(About this task)
From the first line to the last, repeat the data exactly but leave out the pictures.

---------- Data provided

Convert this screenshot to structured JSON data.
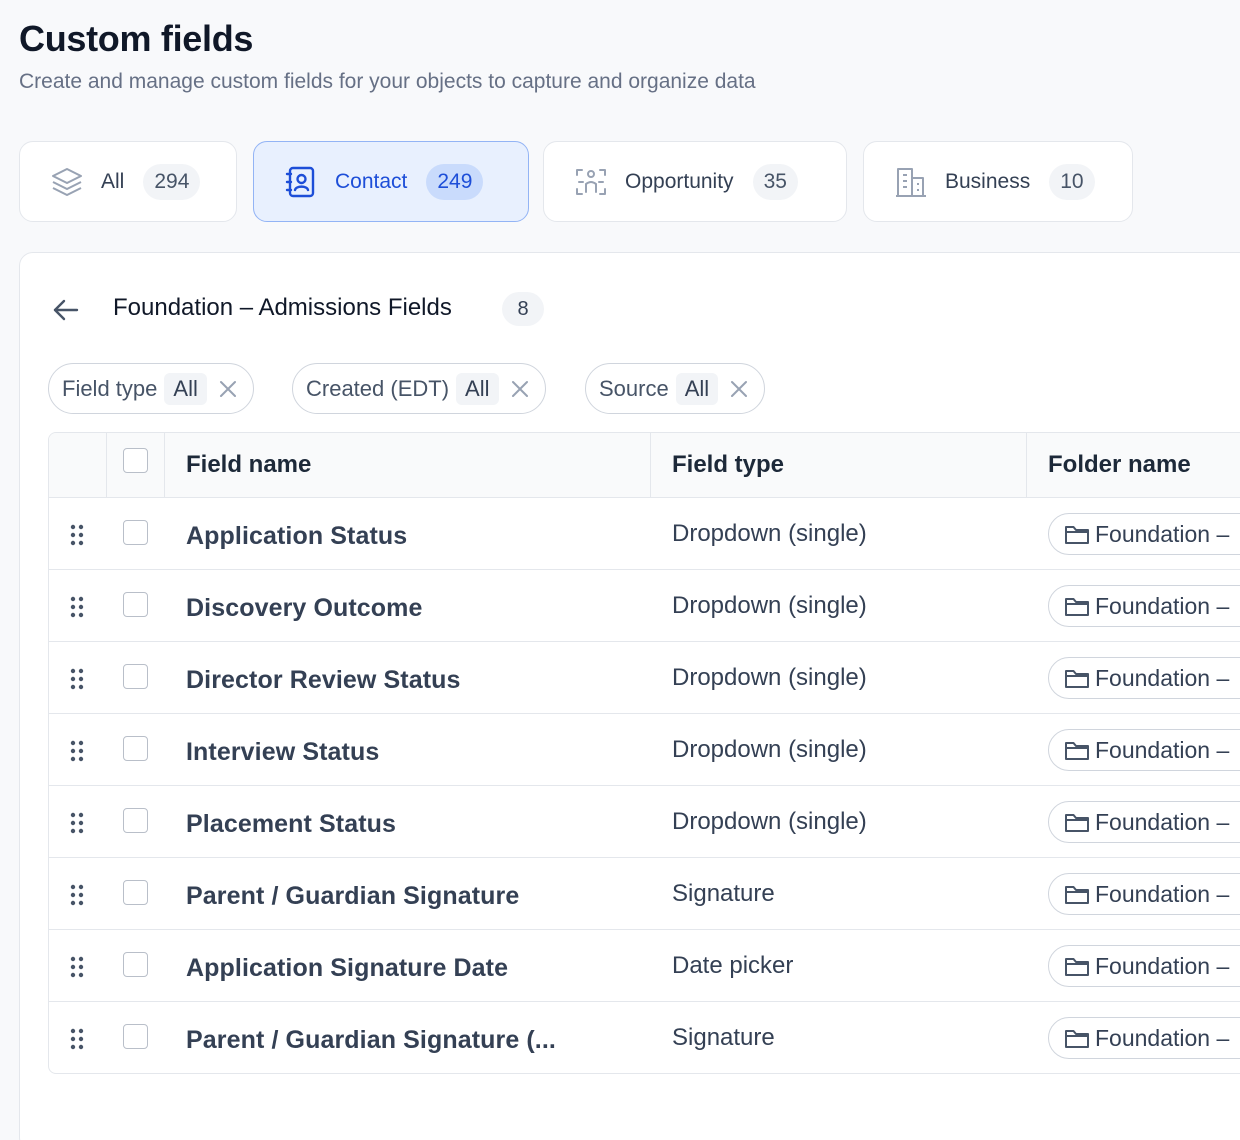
{
  "header": {
    "title": "Custom fields",
    "subtitle": "Create and manage custom fields for your objects to capture and organize data"
  },
  "tabs": [
    {
      "label": "All",
      "count": "294",
      "icon": "layers-icon",
      "active": false
    },
    {
      "label": "Contact",
      "count": "249",
      "icon": "contact-book-icon",
      "active": true
    },
    {
      "label": "Opportunity",
      "count": "35",
      "icon": "opportunity-icon",
      "active": false
    },
    {
      "label": "Business",
      "count": "10",
      "icon": "building-icon",
      "active": false
    }
  ],
  "folder": {
    "title": "Foundation – Admissions Fields",
    "count": "8"
  },
  "filters": [
    {
      "label": "Field type",
      "value": "All"
    },
    {
      "label": "Created (EDT)",
      "value": "All"
    },
    {
      "label": "Source",
      "value": "All"
    }
  ],
  "table": {
    "columns": {
      "name": "Field name",
      "type": "Field type",
      "folder": "Folder name"
    },
    "rows": [
      {
        "name": "Application Status",
        "type": "Dropdown (single)",
        "folder": "Foundation –"
      },
      {
        "name": "Discovery Outcome",
        "type": "Dropdown (single)",
        "folder": "Foundation –"
      },
      {
        "name": "Director Review Status",
        "type": "Dropdown (single)",
        "folder": "Foundation –"
      },
      {
        "name": "Interview Status",
        "type": "Dropdown (single)",
        "folder": "Foundation –"
      },
      {
        "name": "Placement Status",
        "type": "Dropdown (single)",
        "folder": "Foundation –"
      },
      {
        "name": "Parent / Guardian Signature",
        "type": "Signature",
        "folder": "Foundation –"
      },
      {
        "name": "Application Signature Date",
        "type": "Date picker",
        "folder": "Foundation –"
      },
      {
        "name": "Parent / Guardian Signature (...",
        "type": "Signature",
        "folder": "Foundation –"
      }
    ]
  },
  "colors": {
    "accent": "#1d4ed8",
    "active_tab_bg": "#e8f0fe",
    "border": "#e4e7ec"
  }
}
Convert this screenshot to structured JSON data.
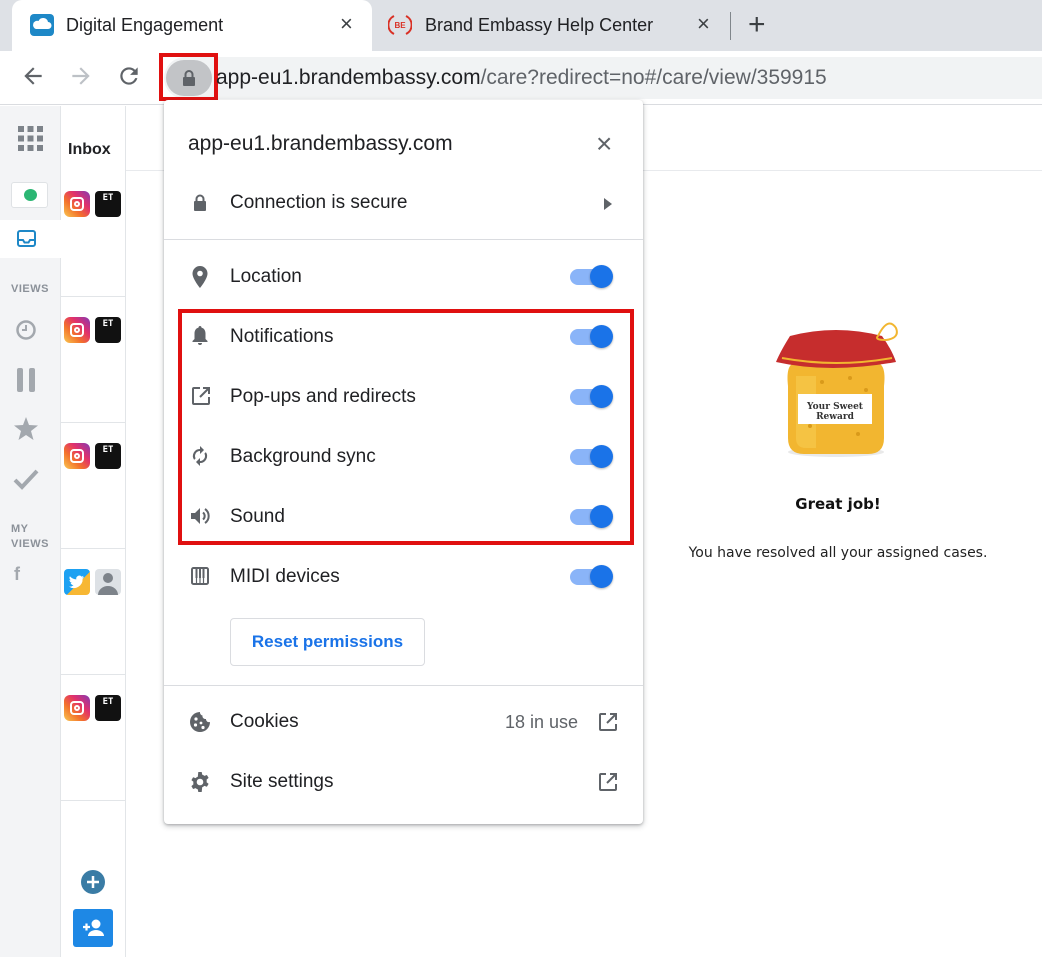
{
  "browser": {
    "tabs": [
      {
        "title": "Digital Engagement",
        "icon": "cloud-icon",
        "close": "×",
        "active": true
      },
      {
        "title": "Brand Embassy Help Center",
        "icon": "be-logo-icon",
        "close": "×",
        "active": false
      }
    ],
    "new_tab": "+",
    "url_host": "app-eu1.brandembassy.com",
    "url_path": "/care?redirect=no#/care/view/359915"
  },
  "sidebar": {
    "views_label": "VIEWS",
    "my_views_label_1": "MY",
    "my_views_label_2": "VIEWS",
    "facebook_glyph": "f"
  },
  "inbox": {
    "title": "Inbox",
    "avatar_text": "ET"
  },
  "main": {
    "jar_label_1": "Your Sweet",
    "jar_label_2": "Reward",
    "headline": "Great job!",
    "message": "You have resolved all your assigned cases."
  },
  "site_info": {
    "domain": "app-eu1.brandembassy.com",
    "close": "×",
    "connection": "Connection is secure",
    "permissions": [
      {
        "label": "Location",
        "icon": "location-pin-icon",
        "enabled": true
      },
      {
        "label": "Notifications",
        "icon": "bell-icon",
        "enabled": true
      },
      {
        "label": "Pop-ups and redirects",
        "icon": "popup-icon",
        "enabled": true
      },
      {
        "label": "Background sync",
        "icon": "sync-icon",
        "enabled": true
      },
      {
        "label": "Sound",
        "icon": "speaker-icon",
        "enabled": true
      },
      {
        "label": "MIDI devices",
        "icon": "midi-icon",
        "enabled": true
      }
    ],
    "reset_button": "Reset permissions",
    "cookies_label": "Cookies",
    "cookies_count": "18 in use",
    "site_settings_label": "Site settings"
  },
  "colors": {
    "accent_blue": "#1a73e8",
    "toggle_track": "#8ab4f8",
    "highlight_red": "#e01010",
    "app_teal": "#1e88c7"
  }
}
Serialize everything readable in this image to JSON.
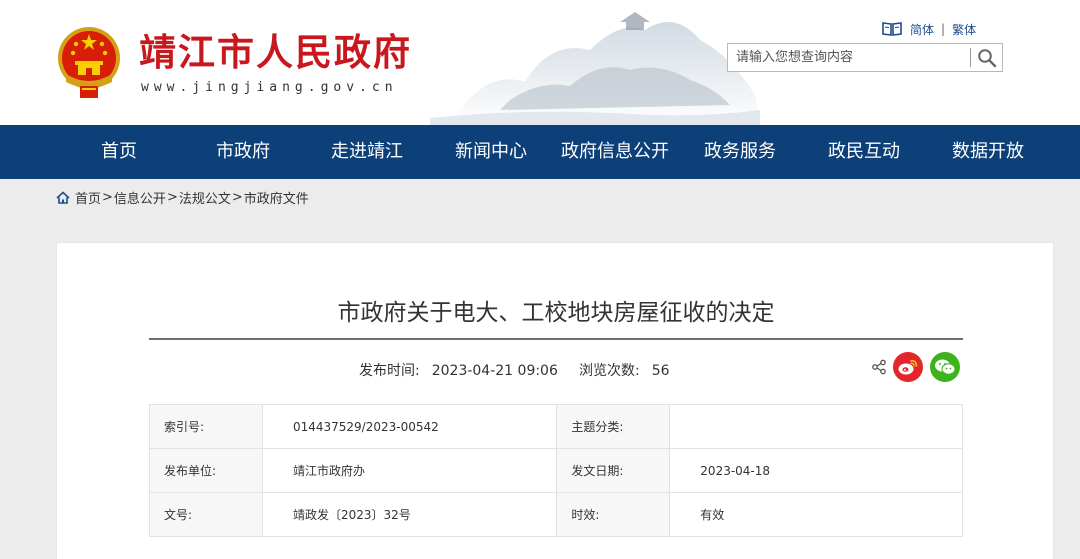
{
  "header": {
    "site_title": "靖江市人民政府",
    "site_url": "www.jingjiang.gov.cn",
    "lang_simplified": "简体",
    "lang_separator": "|",
    "lang_traditional": "繁体",
    "search_placeholder": "请输入您想查询内容",
    "search_value": ""
  },
  "nav": {
    "items": [
      {
        "label": "首页"
      },
      {
        "label": "市政府"
      },
      {
        "label": "走进靖江"
      },
      {
        "label": "新闻中心"
      },
      {
        "label": "政府信息公开"
      },
      {
        "label": "政务服务"
      },
      {
        "label": "政民互动"
      },
      {
        "label": "数据开放"
      }
    ]
  },
  "breadcrumb": {
    "items": [
      "首页",
      "信息公开",
      "法规公文",
      "市政府文件"
    ],
    "separator": ">"
  },
  "article": {
    "title": "市政府关于电大、工校地块房屋征收的决定",
    "publish_time_label": "发布时间:",
    "publish_time": "2023-04-21 09:06",
    "views_label": "浏览次数:",
    "views": "56"
  },
  "info_table": {
    "rows": [
      {
        "label1": "索引号:",
        "value1": "014437529/2023-00542",
        "label2": "主题分类:",
        "value2": ""
      },
      {
        "label1": "发布单位:",
        "value1": "靖江市政府办",
        "label2": "发文日期:",
        "value2": "2023-04-18"
      },
      {
        "label1": "文号:",
        "value1": "靖政发〔2023〕32号",
        "label2": "时效:",
        "value2": "有效"
      }
    ]
  },
  "icons": {
    "emblem": "national-emblem-icon",
    "book": "book-icon",
    "search": "search-icon",
    "home": "home-icon",
    "share": "share-icon",
    "weibo": "weibo-icon",
    "wechat": "wechat-icon"
  },
  "colors": {
    "brand_red": "#c8181e",
    "nav_blue": "#0d3f78",
    "link_blue": "#1d4d8c",
    "weibo_red": "#e2262b",
    "wechat_green": "#3db31b"
  }
}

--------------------

(Written response)
Convert this screenshot to structured JSON data.
{
  "header": {
    "title": "Custom fields",
    "subtitle": "Create and manage custom fields for your objects to capture and organize data"
  },
  "tabs": [
    {
      "label": "All",
      "count": "294",
      "icon": "layers-icon",
      "active": false
    },
    {
      "label": "Contact",
      "count": "249",
      "icon": "contact-book-icon",
      "active": true
    },
    {
      "label": "Opportunity",
      "count": "35",
      "icon": "opportunity-icon",
      "active": false
    },
    {
      "label": "Business",
      "count": "10",
      "icon": "building-icon",
      "active": false
    }
  ],
  "folder": {
    "title": "Foundation – Admissions Fields",
    "count": "8"
  },
  "filters": [
    {
      "label": "Field type",
      "value": "All"
    },
    {
      "label": "Created (EDT)",
      "value": "All"
    },
    {
      "label": "Source",
      "value": "All"
    }
  ],
  "table": {
    "columns": {
      "name": "Field name",
      "type": "Field type",
      "folder": "Folder name"
    },
    "rows": [
      {
        "name": "Application Status",
        "type": "Dropdown (single)",
        "folder": "Foundation –"
      },
      {
        "name": "Discovery Outcome",
        "type": "Dropdown (single)",
        "folder": "Foundation –"
      },
      {
        "name": "Director Review Status",
        "type": "Dropdown (single)",
        "folder": "Foundation –"
      },
      {
        "name": "Interview Status",
        "type": "Dropdown (single)",
        "folder": "Foundation –"
      },
      {
        "name": "Placement Status",
        "type": "Dropdown (single)",
        "folder": "Foundation –"
      },
      {
        "name": "Parent / Guardian Signature",
        "type": "Signature",
        "folder": "Foundation –"
      },
      {
        "name": "Application Signature Date",
        "type": "Date picker",
        "folder": "Foundation –"
      },
      {
        "name": "Parent / Guardian Signature (...",
        "type": "Signature",
        "folder": "Foundation –"
      }
    ]
  },
  "colors": {
    "accent": "#1d4ed8",
    "active_tab_bg": "#e8f0fe",
    "border": "#e4e7ec"
  }
}
Convert this screenshot to structured JSON data.
{
  "browser": {
    "tabs": [
      {
        "title": "Digital Engagement",
        "icon": "cloud-icon",
        "close": "×",
        "active": true
      },
      {
        "title": "Brand Embassy Help Center",
        "icon": "be-logo-icon",
        "close": "×",
        "active": false
      }
    ],
    "new_tab": "+",
    "url_host": "app-eu1.brandembassy.com",
    "url_path": "/care?redirect=no#/care/view/359915"
  },
  "sidebar": {
    "views_label": "VIEWS",
    "my_views_label_1": "MY",
    "my_views_label_2": "VIEWS",
    "facebook_glyph": "f"
  },
  "inbox": {
    "title": "Inbox",
    "avatar_text": "ET"
  },
  "main": {
    "jar_label_1": "Your Sweet",
    "jar_label_2": "Reward",
    "headline": "Great job!",
    "message": "You have resolved all your assigned cases."
  },
  "site_info": {
    "domain": "app-eu1.brandembassy.com",
    "close": "×",
    "connection": "Connection is secure",
    "permissions": [
      {
        "label": "Location",
        "icon": "location-pin-icon",
        "enabled": true
      },
      {
        "label": "Notifications",
        "icon": "bell-icon",
        "enabled": true
      },
      {
        "label": "Pop-ups and redirects",
        "icon": "popup-icon",
        "enabled": true
      },
      {
        "label": "Background sync",
        "icon": "sync-icon",
        "enabled": true
      },
      {
        "label": "Sound",
        "icon": "speaker-icon",
        "enabled": true
      },
      {
        "label": "MIDI devices",
        "icon": "midi-icon",
        "enabled": true
      }
    ],
    "reset_button": "Reset permissions",
    "cookies_label": "Cookies",
    "cookies_count": "18 in use",
    "site_settings_label": "Site settings"
  },
  "colors": {
    "accent_blue": "#1a73e8",
    "toggle_track": "#8ab4f8",
    "highlight_red": "#e01010",
    "app_teal": "#1e88c7"
  }
}
Serialize everything readable in this image to JSON.
{
  "header": {
    "site_title": "靖江市人民政府",
    "site_url": "www.jingjiang.gov.cn",
    "lang_simplified": "简体",
    "lang_separator": "|",
    "lang_traditional": "繁体",
    "search_placeholder": "请输入您想查询内容",
    "search_value": ""
  },
  "nav": {
    "items": [
      {
        "label": "首页"
      },
      {
        "label": "市政府"
      },
      {
        "label": "走进靖江"
      },
      {
        "label": "新闻中心"
      },
      {
        "label": "政府信息公开"
      },
      {
        "label": "政务服务"
      },
      {
        "label": "政民互动"
      },
      {
        "label": "数据开放"
      }
    ]
  },
  "breadcrumb": {
    "items": [
      "首页",
      "信息公开",
      "法规公文",
      "市政府文件"
    ],
    "separator": ">"
  },
  "article": {
    "title": "市政府关于电大、工校地块房屋征收的决定",
    "publish_time_label": "发布时间:",
    "publish_time": "2023-04-21 09:06",
    "views_label": "浏览次数:",
    "views": "56"
  },
  "info_table": {
    "rows": [
      {
        "label1": "索引号:",
        "value1": "014437529/2023-00542",
        "label2": "主题分类:",
        "value2": ""
      },
      {
        "label1": "发布单位:",
        "value1": "靖江市政府办",
        "label2": "发文日期:",
        "value2": "2023-04-18"
      },
      {
        "label1": "文号:",
        "value1": "靖政发〔2023〕32号",
        "label2": "时效:",
        "value2": "有效"
      }
    ]
  },
  "icons": {
    "emblem": "national-emblem-icon",
    "book": "book-icon",
    "search": "search-icon",
    "home": "home-icon",
    "share": "share-icon",
    "weibo": "weibo-icon",
    "wechat": "wechat-icon"
  },
  "colors": {
    "brand_red": "#c8181e",
    "nav_blue": "#0d3f78",
    "link_blue": "#1d4d8c",
    "weibo_red": "#e2262b",
    "wechat_green": "#3db31b"
  }
}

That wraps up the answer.